Posted in Medical Devices
Antigen testing crucial in fight against COVID-19 in India, says GlobalData
Arresting the rapid surge in COVID-19 cases in India is crucial and one of the important tools to fight the pandemic is increasing the testing significantly among the general population. Antigen testing could effectively serve the purpose and rule out the asymptomatic and symptomatic carriers of COVID-19 in a cost-effective way with less turnaround time, says GlobalData, a leading data and analytics company.
According to GlobalData’s Medical Intelligence Database, India’s in vitro diagnostics market was valued at about US$1.8bn in 2019. The market is primarily driven by the growing number of laboratories, physicians demand for testing before commencing the treatment and growing affordability among the general people.
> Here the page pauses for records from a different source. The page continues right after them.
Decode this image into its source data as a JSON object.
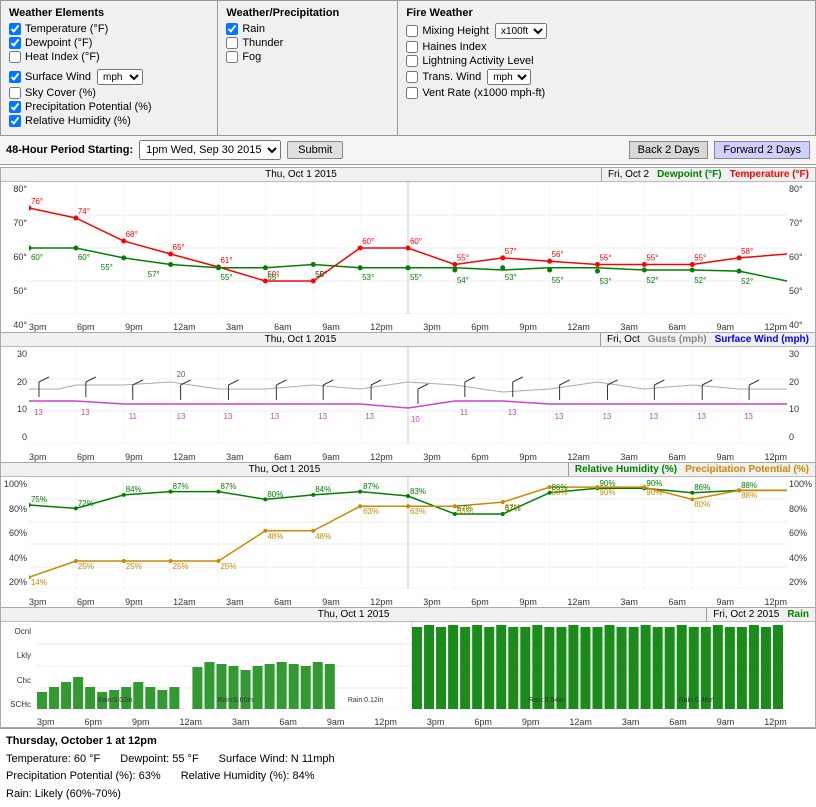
{
  "panels": {
    "weather_elements": {
      "title": "Weather Elements",
      "items": [
        {
          "label": "Temperature (°F)",
          "checked": true
        },
        {
          "label": "Dewpoint (°F)",
          "checked": true
        },
        {
          "label": "Heat Index (°F)",
          "checked": false
        },
        {
          "label": "Surface Wind",
          "checked": true,
          "has_select": true,
          "select_value": "mph"
        },
        {
          "label": "Sky Cover (%)",
          "checked": false
        },
        {
          "label": "Precipitation Potential (%)",
          "checked": true
        },
        {
          "label": "Relative Humidity (%)",
          "checked": true
        }
      ]
    },
    "weather_precipitation": {
      "title": "Weather/Precipitation",
      "items": [
        {
          "label": "Rain",
          "checked": true
        },
        {
          "label": "Thunder",
          "checked": false
        },
        {
          "label": "Fog",
          "checked": false
        }
      ]
    },
    "fire_weather": {
      "title": "Fire Weather",
      "items": [
        {
          "label": "Mixing Height",
          "checked": false,
          "has_select": true,
          "select_value": "x100ft"
        },
        {
          "label": "Haines Index",
          "checked": false
        },
        {
          "label": "Lightning Activity Level",
          "checked": false
        },
        {
          "label": "Trans. Wind",
          "checked": false,
          "has_select": true,
          "select_value": "mph"
        },
        {
          "label": "Vent Rate (x1000 mph-ft)",
          "checked": false
        }
      ]
    }
  },
  "controls": {
    "period_label": "48-Hour Period Starting:",
    "period_value": "1pm Wed, Sep 30 2015",
    "submit_label": "Submit",
    "back_label": "Back 2 Days",
    "forward_label": "Forward 2 Days"
  },
  "chart1": {
    "title_left": "Thu, Oct 1 2015",
    "title_right": "Fri, Oct 2",
    "legend_dewpoint": "Dewpoint (°F)",
    "legend_temp": "Temperature (°F)",
    "y_left": [
      "80°",
      "70°",
      "60°",
      "50°",
      "40°"
    ],
    "y_right": [
      "80°",
      "70°",
      "60°",
      "50°",
      "40°"
    ],
    "x_labels": [
      "3pm",
      "6pm",
      "9pm",
      "12am",
      "3am",
      "6am",
      "9am",
      "12pm",
      "3pm",
      "6pm",
      "9pm",
      "12am",
      "3am",
      "6am",
      "9am",
      "12pm"
    ]
  },
  "chart2": {
    "title_left": "Thu, Oct 1 2015",
    "title_right": "Fri, Oct",
    "legend_gusts": "Gusts (mph)",
    "legend_wind": "Surface Wind (mph)",
    "y_left": [
      "30",
      "20",
      "10",
      "0"
    ],
    "y_right": [
      "30",
      "20",
      "10",
      "0"
    ],
    "x_labels": [
      "3pm",
      "6pm",
      "9pm",
      "12am",
      "3am",
      "6am",
      "9am",
      "12pm",
      "3pm",
      "6pm",
      "9pm",
      "12am",
      "3am",
      "6am",
      "9am",
      "12pm"
    ]
  },
  "chart3": {
    "title_left": "Thu, Oct 1 2015",
    "legend_rh": "Relative Humidity (%)",
    "legend_pp": "Precipitation Potential (%)",
    "y_left": [
      "100%",
      "80%",
      "60%",
      "40%",
      "20%"
    ],
    "y_right": [
      "100%",
      "80%",
      "60%",
      "40%",
      "20%"
    ],
    "x_labels": [
      "3pm",
      "6pm",
      "9pm",
      "12am",
      "3am",
      "6am",
      "9am",
      "12pm",
      "3pm",
      "6pm",
      "9pm",
      "12am",
      "3am",
      "6am",
      "9am",
      "12pm"
    ]
  },
  "chart4": {
    "title_left": "Thu, Oct 1 2015",
    "title_right": "Fri, Oct 2 2015",
    "legend_rain": "Rain",
    "y_left": [
      "Ocnl",
      "Lkly",
      "Chc",
      "SCHc"
    ],
    "x_labels": [
      "3pm",
      "6pm",
      "9pm",
      "12am",
      "3am",
      "6am",
      "9am",
      "12pm",
      "3pm",
      "6pm",
      "9pm",
      "12am",
      "3am",
      "6am",
      "9am",
      "12pm"
    ],
    "rain_labels": [
      "Rain:0.02in",
      "Rain:0.00in",
      "Rain:0.12in",
      "Rain:0.64in",
      "Rain:0.46in"
    ]
  },
  "info": {
    "title": "Thursday, October 1 at 12pm",
    "row1_left": "Temperature: 60 °F   Dewpoint: 55 °F   Surface Wind: N 11mph",
    "row1_right": "",
    "row2_left": "Precipitation Potential (%): 63%   Relative Humidity (%): 84%",
    "row3": "Rain: Likely (60%-70%)"
  }
}
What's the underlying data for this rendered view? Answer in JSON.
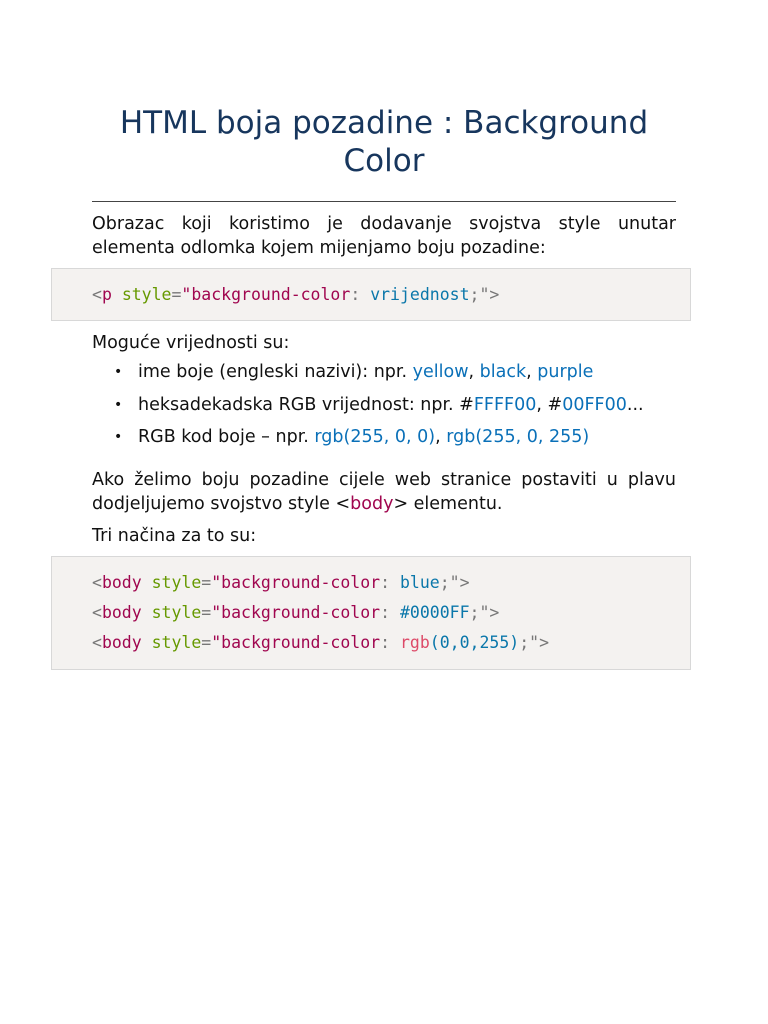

Bhaskar Vittal, Medical Devices Analyst at GlobalData, comments: “Badly hit and highly populated countries such as India can fight back the battle against COVID-19 by relying on antigen testing as conducting RT-PCR test requires higher investment in the form of skilled work force, expensive infrastructure, equipment and reagents. In contrast with RT-PCR tests, antigen testing can be easily done on the spot in doctor’s clinics, day care centers, hospitals, home care settings and industries.”
This will not only save valuable time but is also cost-effective, especially in countries such as India where the expenditure on public healthcare is very less compared to the developed countries.
Vittal concludes: “In India, few state governments have ramped up antigen testing to meet the unprecedented demand for COVID-19 tests. Taking cue from this, other state governments may follow the suit by increasing antigen testing to control the spread of COVID-19 infection.
“Early community screening with antigen testing gives fair idea about COVID-19 infection transmission. This will help healthcare bodies to segment the communities into low, medium and high risk population groups. It will also help in prudent allocation of limited medical resources to benefit the most vulnerable communities.”